The combination of Aba, his hometown, and the heavy prominence of the rock scene in the area made East Nigeria a harbour for Ikonne’s research. Within the city, his work was coloured with the experiences of the many living old-timers of the period, as they had both vivid memories and photographic evidence. Although maintaining that the likes of the Beatles and James Brown were some of the most influential figures during the movement, Ikonne tells me about how the civil war had some influence too. The war, and the social disruption caused by it, brought an end to the older, traditional Highlife as the main musical idiom, and so opened up a space for rock to become mainstream. “Highlife had become driven by ethnic segregation, but rock was more democratic. It was for everybody”.

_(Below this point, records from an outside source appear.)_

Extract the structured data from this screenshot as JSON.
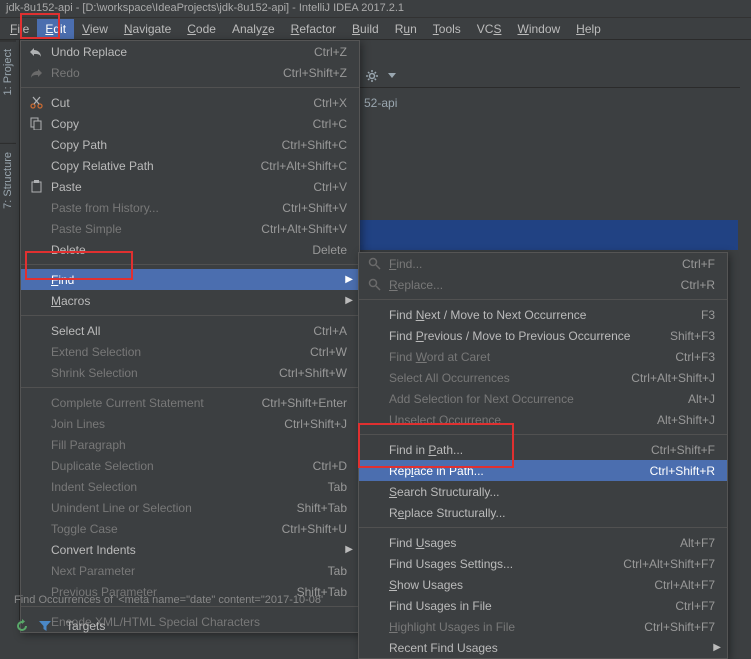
{
  "window": {
    "title": "jdk-8u152-api - [D:\\workspace\\IdeaProjects\\jdk-8u152-api] - IntelliJ IDEA 2017.2.1"
  },
  "menubar": {
    "items": [
      "File",
      "Edit",
      "View",
      "Navigate",
      "Code",
      "Analyze",
      "Refactor",
      "Build",
      "Run",
      "Tools",
      "VCS",
      "Window",
      "Help"
    ]
  },
  "sidebar": {
    "project_tab": "1: Project",
    "structure_tab": "7: Structure"
  },
  "breadcrumb": "52-api",
  "edit_menu": {
    "undo": "Undo Replace",
    "undo_sc": "Ctrl+Z",
    "redo": "Redo",
    "redo_sc": "Ctrl+Shift+Z",
    "cut": "Cut",
    "cut_sc": "Ctrl+X",
    "copy": "Copy",
    "copy_sc": "Ctrl+C",
    "copy_path": "Copy Path",
    "copy_path_sc": "Ctrl+Shift+C",
    "copy_rel": "Copy Relative Path",
    "copy_rel_sc": "Ctrl+Alt+Shift+C",
    "paste": "Paste",
    "paste_sc": "Ctrl+V",
    "paste_hist": "Paste from History...",
    "paste_hist_sc": "Ctrl+Shift+V",
    "paste_simple": "Paste Simple",
    "paste_simple_sc": "Ctrl+Alt+Shift+V",
    "delete": "Delete",
    "delete_sc": "Delete",
    "find": "Find",
    "macros": "Macros",
    "select_all": "Select All",
    "select_all_sc": "Ctrl+A",
    "extend_sel": "Extend Selection",
    "extend_sel_sc": "Ctrl+W",
    "shrink_sel": "Shrink Selection",
    "shrink_sel_sc": "Ctrl+Shift+W",
    "complete_stmt": "Complete Current Statement",
    "complete_stmt_sc": "Ctrl+Shift+Enter",
    "join_lines": "Join Lines",
    "join_lines_sc": "Ctrl+Shift+J",
    "fill_para": "Fill Paragraph",
    "dup_sel": "Duplicate Selection",
    "dup_sel_sc": "Ctrl+D",
    "indent": "Indent Selection",
    "indent_sc": "Tab",
    "unindent": "Unindent Line or Selection",
    "unindent_sc": "Shift+Tab",
    "toggle_case": "Toggle Case",
    "toggle_case_sc": "Ctrl+Shift+U",
    "convert_indents": "Convert Indents",
    "next_param": "Next Parameter",
    "next_param_sc": "Tab",
    "prev_param": "Previous Parameter",
    "prev_param_sc": "Shift+Tab",
    "encode": "Encode XML/HTML Special Characters"
  },
  "find_menu": {
    "find": "Find...",
    "find_sc": "Ctrl+F",
    "replace": "Replace...",
    "replace_sc": "Ctrl+R",
    "find_next": "Find Next / Move to Next Occurrence",
    "find_next_sc": "F3",
    "find_prev": "Find Previous / Move to Previous Occurrence",
    "find_prev_sc": "Shift+F3",
    "find_word": "Find Word at Caret",
    "find_word_sc": "Ctrl+F3",
    "select_all_occ": "Select All Occurrences",
    "select_all_occ_sc": "Ctrl+Alt+Shift+J",
    "add_sel": "Add Selection for Next Occurrence",
    "add_sel_sc": "Alt+J",
    "unselect": "Unselect Occurrence",
    "unselect_sc": "Alt+Shift+J",
    "find_in_path": "Find in Path...",
    "find_in_path_sc": "Ctrl+Shift+F",
    "replace_in_path": "Replace in Path...",
    "replace_in_path_sc": "Ctrl+Shift+R",
    "search_struct": "Search Structurally...",
    "replace_struct": "Replace Structurally...",
    "find_usages": "Find Usages",
    "find_usages_sc": "Alt+F7",
    "find_usages_set": "Find Usages Settings...",
    "find_usages_set_sc": "Ctrl+Alt+Shift+F7",
    "show_usages": "Show Usages",
    "show_usages_sc": "Ctrl+Alt+F7",
    "find_usages_file": "Find Usages in File",
    "find_usages_file_sc": "Ctrl+F7",
    "highlight": "Highlight Usages in File",
    "highlight_sc": "Ctrl+Shift+F7",
    "recent": "Recent Find Usages"
  },
  "status": "Find Occurrences of '<meta name=\"date\" content=\"2017-10-08'",
  "bottom": {
    "targets": "Targets"
  }
}
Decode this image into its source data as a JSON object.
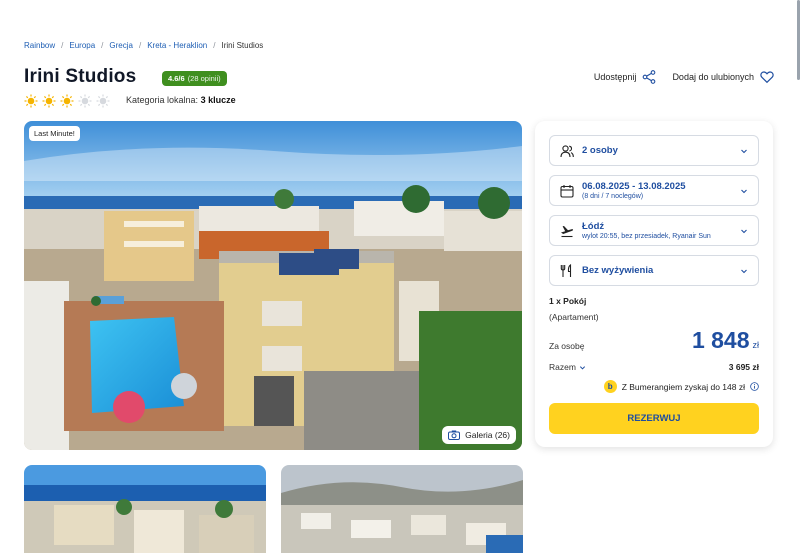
{
  "breadcrumb": [
    "Rainbow",
    "Europa",
    "Grecja",
    "Kreta - Heraklion",
    "Irini Studios"
  ],
  "hotel": {
    "name": "Irini Studios",
    "rating_score": "4.6/6",
    "rating_opinions": "(28 opinii)",
    "suns_filled": 3,
    "suns_total": 5,
    "category_label": "Kategoria lokalna:",
    "category_value": "3 klucze"
  },
  "actions": {
    "share": "Udostępnij",
    "favorite": "Dodaj do ulubionych"
  },
  "photo": {
    "badge": "Last Minute!",
    "gallery": "Galeria (26)"
  },
  "booking": {
    "persons": "2 osoby",
    "dates": "06.08.2025 - 13.08.2025",
    "dates_sub": "(8 dni / 7 noclegów)",
    "departure": "Łódź",
    "departure_sub": "wylot 20:55, bez przesiadek, Ryanair Sun",
    "board": "Bez wyżywienia",
    "room": "1 x Pokój",
    "room_type": "(Apartament)",
    "per_person_label": "Za osobę",
    "price": "1 848",
    "currency": "zł",
    "total_label": "Razem",
    "total_value": "3 695 zł",
    "bumerang": "Z Bumerangiem zyskaj do 148 zł",
    "reserve": "REZERWUJ"
  },
  "colors": {
    "accent": "#1f4ea0",
    "cta": "#ffd21f",
    "rating": "#3f8f1f",
    "sun": "#f5b400"
  }
}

Ikonne confirms what my mother and grandmother’s lack of awareness of the genre indicates: the unremembered aftermath of the ’70s rock movement. “There is no rock legacy today. Most young Nigerians don’t know that Nigeria even had a booming rock scene to begin with.” In some ways, Fela Kuti’s popularity came about with rock’s demise. The pioneer of afrobeat, coupled with his avant-garde style and lyrics that unsilenced conversations of sexuality, sealed the fate of rock by the late 1970s—“His afrobeat overshadowed the rock revolution, starving it of exposure and attention”.

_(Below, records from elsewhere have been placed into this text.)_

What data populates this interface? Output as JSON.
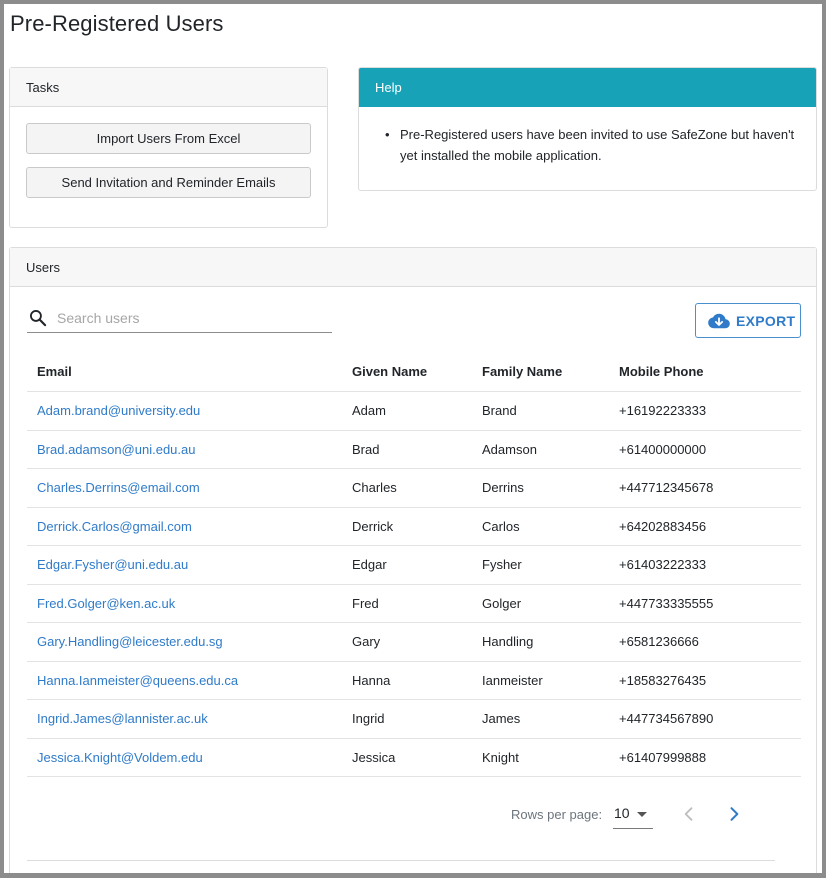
{
  "page": {
    "title": "Pre-Registered Users"
  },
  "tasks": {
    "header": "Tasks",
    "buttons": {
      "import": "Import Users From Excel",
      "invite": "Send Invitation and Reminder Emails"
    }
  },
  "help": {
    "header": "Help",
    "items": [
      "Pre-Registered users have been invited to use SafeZone but haven't yet installed the mobile application."
    ]
  },
  "users": {
    "header": "Users",
    "search": {
      "placeholder": "Search users",
      "value": ""
    },
    "export_label": "EXPORT",
    "columns": {
      "email": "Email",
      "given": "Given Name",
      "family": "Family Name",
      "phone": "Mobile Phone"
    },
    "rows": [
      {
        "email": "Adam.brand@university.edu",
        "given": "Adam",
        "family": "Brand",
        "phone": "+16192223333"
      },
      {
        "email": "Brad.adamson@uni.edu.au",
        "given": "Brad",
        "family": "Adamson",
        "phone": "+61400000000"
      },
      {
        "email": "Charles.Derrins@email.com",
        "given": "Charles",
        "family": "Derrins",
        "phone": "+447712345678"
      },
      {
        "email": "Derrick.Carlos@gmail.com",
        "given": "Derrick",
        "family": "Carlos",
        "phone": "+64202883456"
      },
      {
        "email": "Edgar.Fysher@uni.edu.au",
        "given": "Edgar",
        "family": "Fysher",
        "phone": "+61403222333"
      },
      {
        "email": "Fred.Golger@ken.ac.uk",
        "given": "Fred",
        "family": "Golger",
        "phone": "+447733335555"
      },
      {
        "email": "Gary.Handling@leicester.edu.sg",
        "given": "Gary",
        "family": "Handling",
        "phone": "+6581236666"
      },
      {
        "email": "Hanna.Ianmeister@queens.edu.ca",
        "given": "Hanna",
        "family": "Ianmeister",
        "phone": "+18583276435"
      },
      {
        "email": "Ingrid.James@lannister.ac.uk",
        "given": "Ingrid",
        "family": "James",
        "phone": "+447734567890"
      },
      {
        "email": "Jessica.Knight@Voldem.edu",
        "given": "Jessica",
        "family": "Knight",
        "phone": "+61407999888"
      }
    ],
    "pagination": {
      "rows_per_page_label": "Rows per page:",
      "rows_per_page": "10"
    }
  },
  "colors": {
    "accent": "#2f7bc9",
    "help_header": "#17a2b8"
  },
  "icons": [
    "search-icon",
    "cloud-download-icon",
    "chevron-down-icon",
    "chevron-left-icon",
    "chevron-right-icon"
  ]
}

Although Nigerian rock of the ’70s is mainly a product of the past, some music acts are still performing. Twin sisters Taiwo and Kehinde, forming The Lijadu Sisters, are one of the only musical acts from the era still active today. When combined with the lack of women within the ’70s subculture, it’s even more significant, with Ikonne telling me that “it was generally considered to be an unseemly world for young girls to be in the midst of, so they were very few and far between.” At first listen to these artists, I had a thrilling sense of recognition. I can’t speak Yoruba—I’ve never even been to Nigeria—but a few tracks on an obscure CD can connect you to cultural ancestors you never knew existed. And when I played the CD to both my mother, and then my grandmother, they both agreed.
Photo credit: Uchenna Ikonne